Entries from a dataset of interfaces

──────

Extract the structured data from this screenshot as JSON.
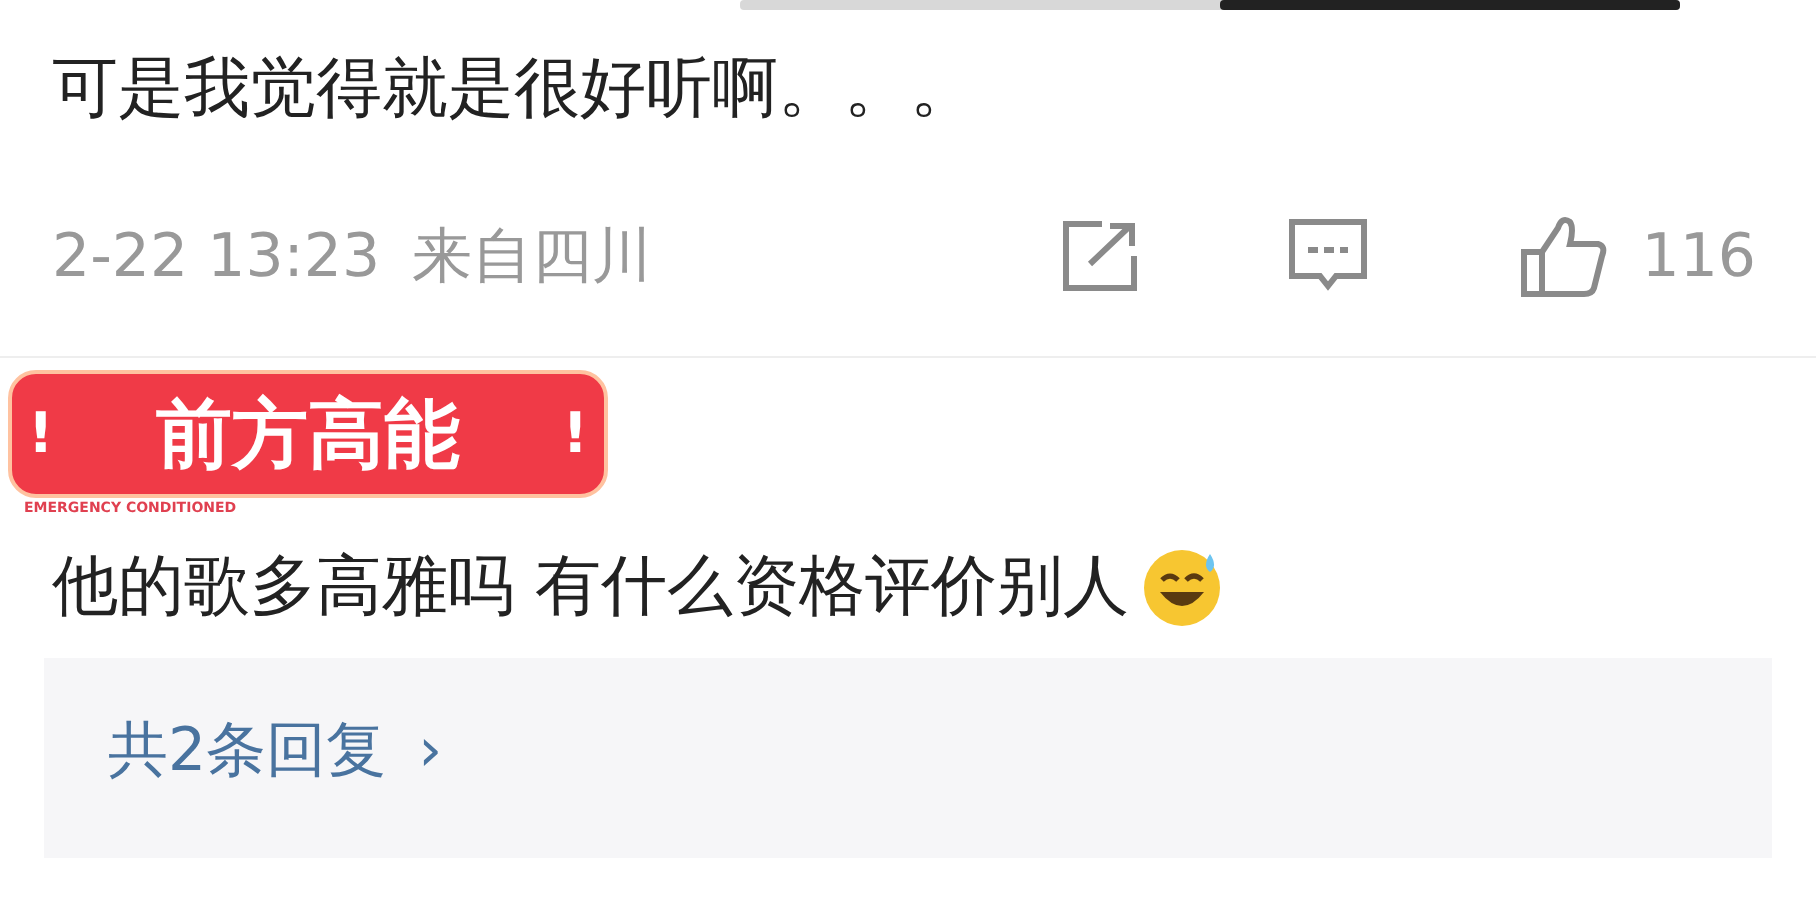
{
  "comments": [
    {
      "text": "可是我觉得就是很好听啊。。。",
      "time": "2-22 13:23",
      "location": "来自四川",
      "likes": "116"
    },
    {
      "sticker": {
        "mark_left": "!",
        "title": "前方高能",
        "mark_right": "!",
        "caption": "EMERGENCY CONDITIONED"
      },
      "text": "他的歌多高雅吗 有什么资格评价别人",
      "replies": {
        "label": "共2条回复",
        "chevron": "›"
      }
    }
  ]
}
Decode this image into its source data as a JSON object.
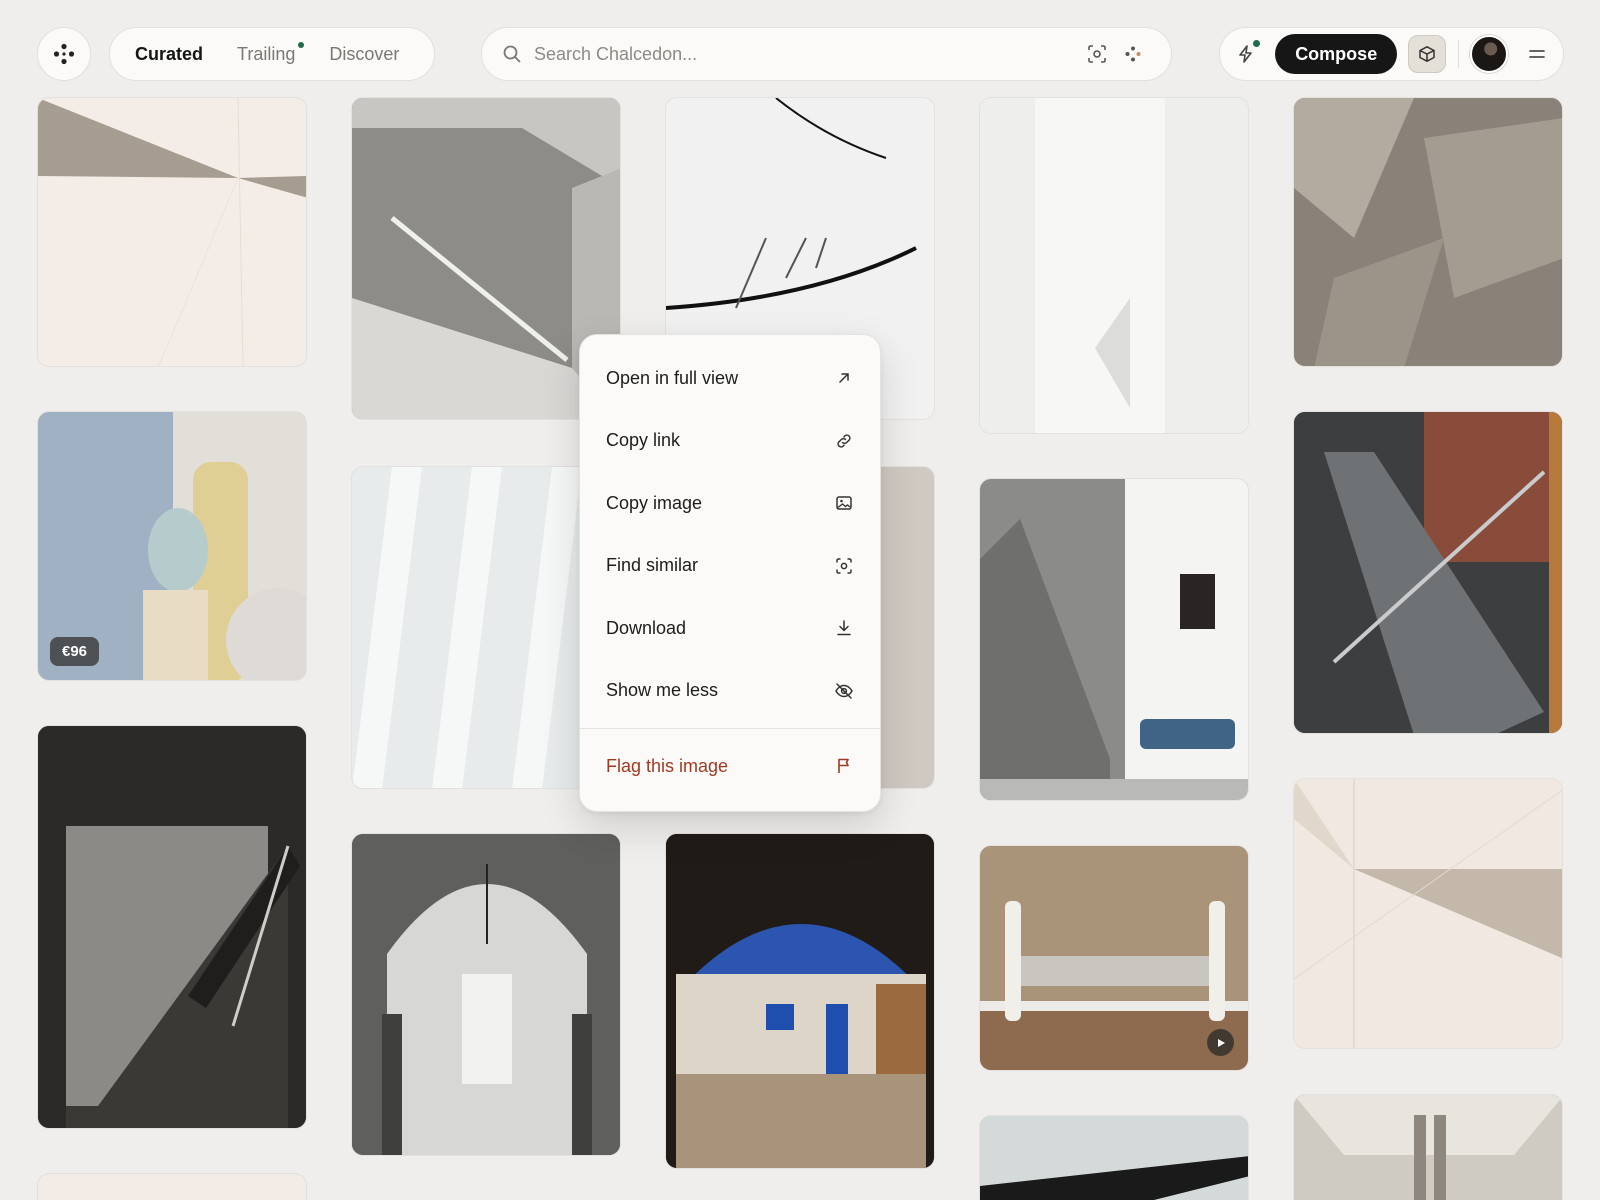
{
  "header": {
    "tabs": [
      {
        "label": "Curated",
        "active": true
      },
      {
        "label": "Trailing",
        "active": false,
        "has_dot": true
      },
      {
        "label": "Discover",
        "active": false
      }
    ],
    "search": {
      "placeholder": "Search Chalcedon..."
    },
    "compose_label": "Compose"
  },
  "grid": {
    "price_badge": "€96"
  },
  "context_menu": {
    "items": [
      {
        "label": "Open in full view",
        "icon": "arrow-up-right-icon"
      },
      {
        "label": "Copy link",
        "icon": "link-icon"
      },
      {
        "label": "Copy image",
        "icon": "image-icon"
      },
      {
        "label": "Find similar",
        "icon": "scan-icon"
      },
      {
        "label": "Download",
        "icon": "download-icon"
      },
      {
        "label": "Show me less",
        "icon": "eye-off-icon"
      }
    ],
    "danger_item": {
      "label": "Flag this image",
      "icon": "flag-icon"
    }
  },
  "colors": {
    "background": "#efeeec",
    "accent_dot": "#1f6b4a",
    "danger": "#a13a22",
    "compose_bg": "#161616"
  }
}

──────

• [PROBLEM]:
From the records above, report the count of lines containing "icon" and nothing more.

• [RESPONSE BELOW]:
7